A refresher course provides retraining. Using CITI Program refresher course options to provide retraining means that the learner will not be completing the same course every time.
When should I take a GCP refresher course?
GCP refresher courses are meant to reinforce the importance of concepts covered in the basic level GCP course. The CITI Program recommends that learners complete the basic level GCP course first, and then take a refresher GCP course at the interval designated by their organization.
As an administrator setting up my organization, how should I select GCP courses for my learner groups?

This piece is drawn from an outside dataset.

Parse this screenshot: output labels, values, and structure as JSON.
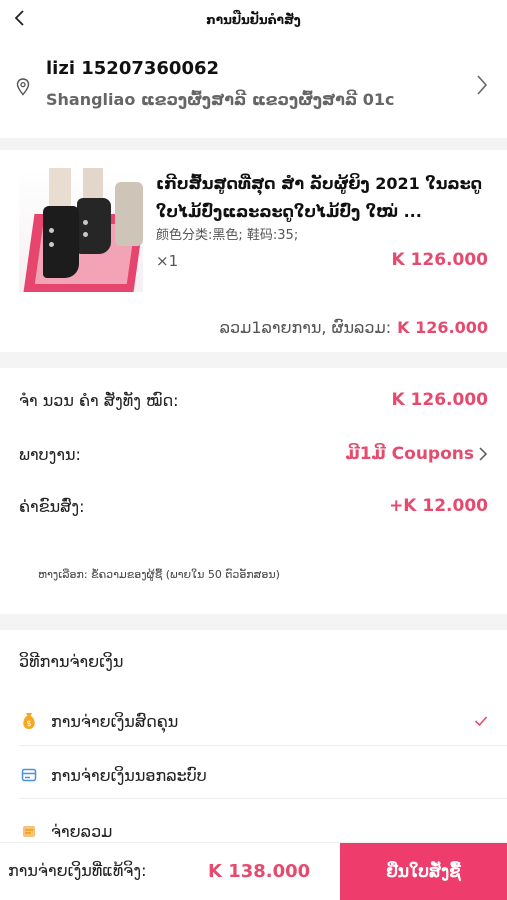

CITI Program allows organizations to customize their learner groups, which means they can choose the modules their learners need to complete. We will work with your CITI Program designated admin to determine the learner groups that best fit your organizational needs.

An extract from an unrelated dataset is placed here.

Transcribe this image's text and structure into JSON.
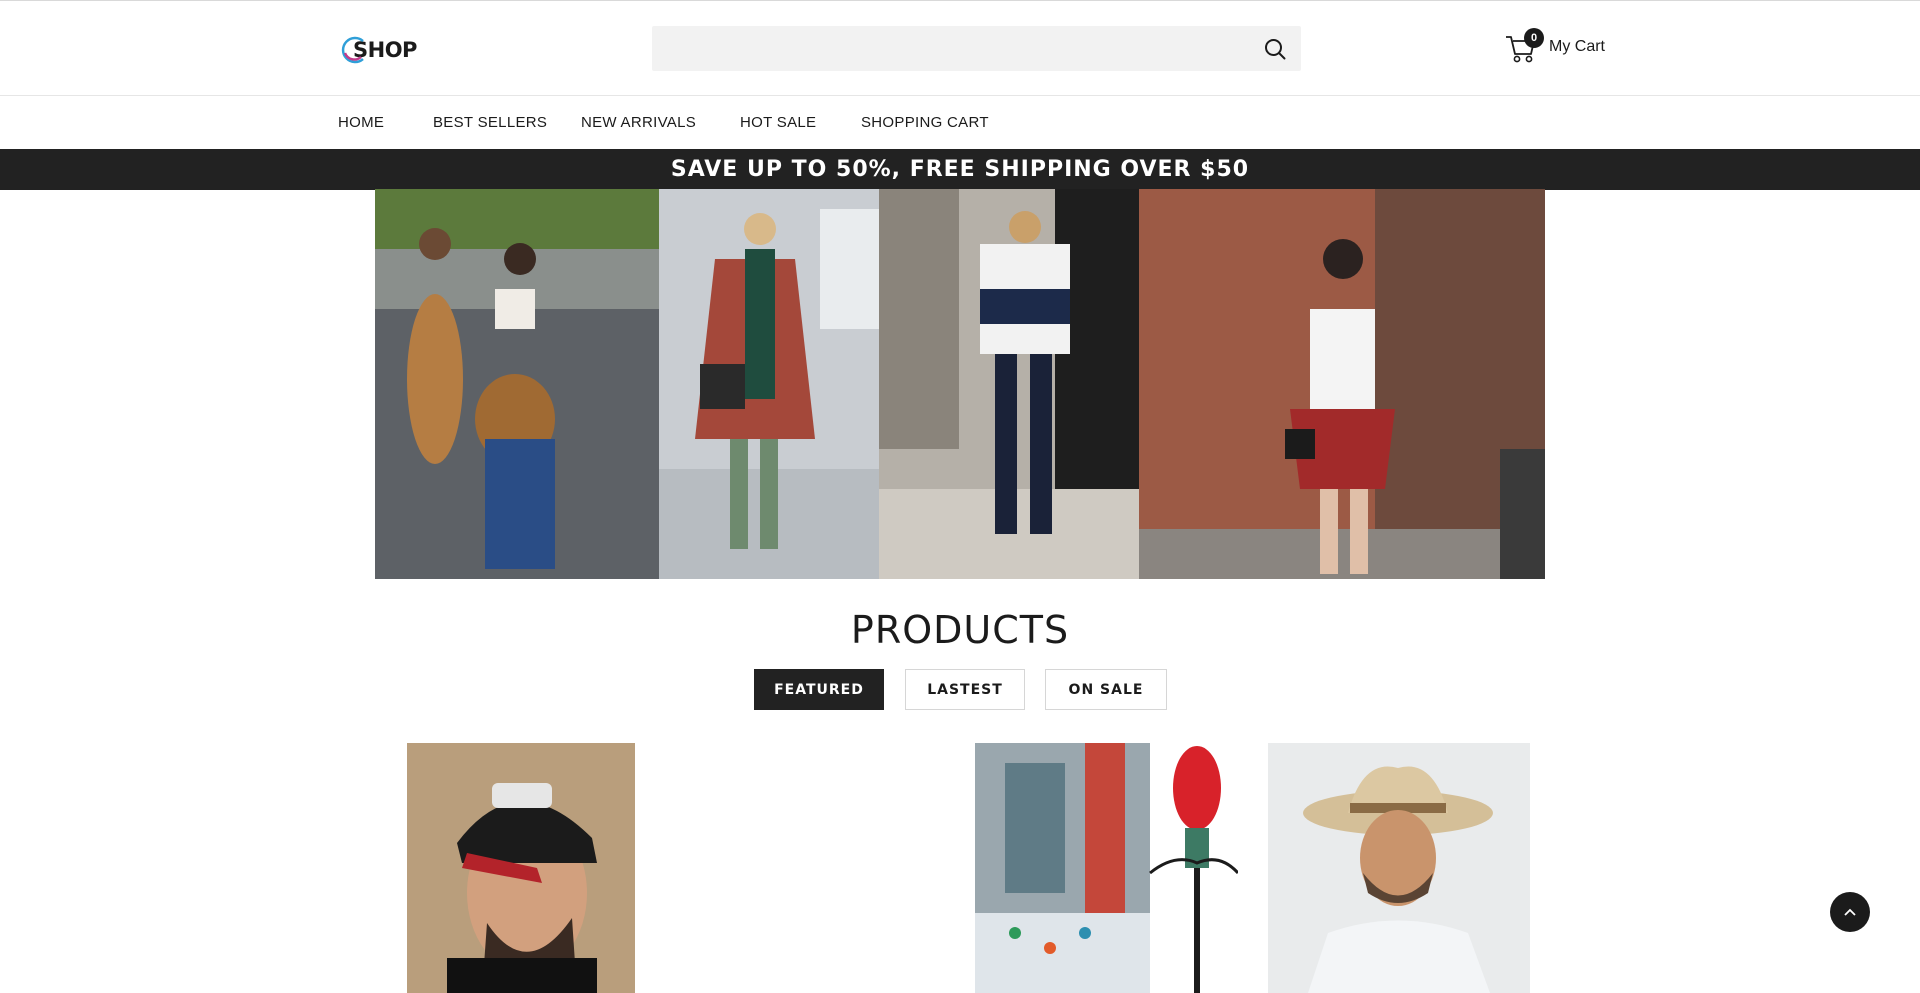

For basic GCP courses, it is highly recommended that organizations present all modules in a given course as required for a learner to earn a completion report. Some organizations will make several modules supplemental, particularly when they provide organization-specific training on the topic.

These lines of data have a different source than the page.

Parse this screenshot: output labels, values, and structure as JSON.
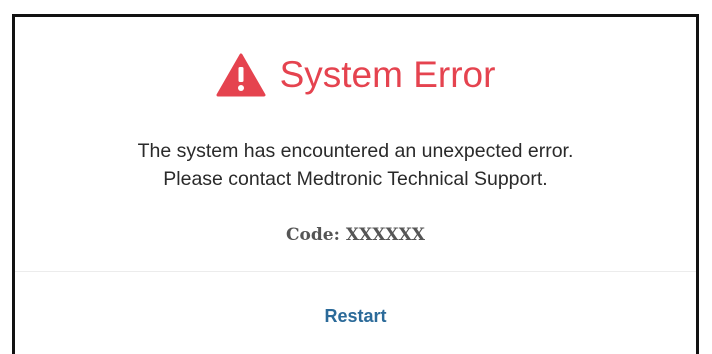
{
  "dialog": {
    "title": "System Error",
    "title_color": "#e5434f",
    "icon": "warning-triangle-icon",
    "message_lines": [
      "The system has encountered an unexpected error.",
      "Please contact Medtronic Technical Support."
    ],
    "code_label": "Code:",
    "code_value": "XXXXXX",
    "restart_label": "Restart",
    "restart_color": "#2b6a99"
  }
}
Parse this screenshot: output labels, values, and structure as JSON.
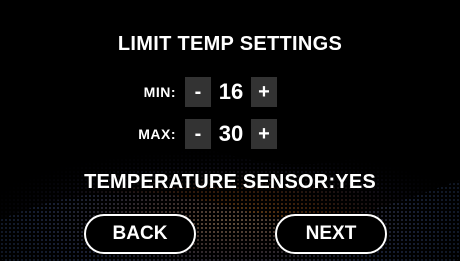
{
  "title": "LIMIT TEMP SETTINGS",
  "min": {
    "label": "MIN:",
    "minus": "-",
    "value": "16",
    "plus": "+"
  },
  "max": {
    "label": "MAX:",
    "minus": "-",
    "value": "30",
    "plus": "+"
  },
  "sensor_status": "TEMPERATURE SENSOR:YES",
  "buttons": {
    "back": "BACK",
    "next": "NEXT"
  },
  "colors": {
    "background": "#000000",
    "text": "#ffffff",
    "stepper_bg": "#333333"
  }
}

Is this GCP course eligible for continuing medical education credits?
Yes, the following courses are eligible for CME credits:
- GCP for Clinical Trials with Investigational Drugs and Medical Devices (U.S. FDA Focus) Course
- GCP for Clinical Trials with Investigational Drugs and Biologics (ICH Focus) Course
- GCP FDA Refresher Course
- GCP ICH Refresher Course
- GCP for Clinical Investigations of Devices Course
- GCP – Social and Behavioral Research Best Practices for Clinical Research
Click on the course name above for details. For more information on how to ensure CME credit availability for learners at your organization, contact firstname.lastname@example.org or 888.529.5929.
What are the advantages of CITI Program's GCP training?
GCP provides research-specific, peer-reviewed training written by GCP experts. Along with CITI Program's advantages, including our experience, customization options, cost effectiveness, and focus on organizational and learner needs, this makes it an excellent choice for GCP training.
Do social and behavioral researchers need to take GCP?
All NIH-funded investigators and staff who are involved in the conduct, oversight, or management of research that meets the definition of a clinical trial should be trained in GCP. A clinical trial is defined by NIH as a research study in which one or more human subjects are prospectively assigned to one or more interventions (which may include placebo or other control) to evaluate the effects of those interventions on health-related biomedical or behavioral outcomes.
Will I be notified if this course is significantly revised or updated?
Yes, CITI Program will notify administrators via email and post news articles on our website when courses are significantly revised or updated.
Who developed the GCP - Social and Behavioral Research Best Practices for Clinical Research course?
The development of the GCP - Social and Behavioral Research Best Practices for Clinical Research course was supported by the National Center for Advancing Translational Sciences (NCATS), National Institutes of Health (NIH), through the Clinical and Translational Science Awards (CTSA) Program, grant number 3UL1TR000433.
Can I change the passing score for the GCP - Social and Behavioral Research Best Practices for Clinical Research course?
The creators of this course have set the passing score at 100 percent and organizations are not able to change or customize the passing score for this course.
How does the GCP - Social and Behavioral Research Best Practices for Clinical Research course differ from other GCP courses?
The GCP - Social and Behavioral Research Best Practices for Clinical Research course applies GCP principles to behavioral intervention and social science research studies. Other GCP courses cover drug, device, and biologic-related studies.
Can I combine the GCP - Social and Behavioral Research Best Practices for Clinical Research course with other courses?
It is recommend that the course not be combined with other courses.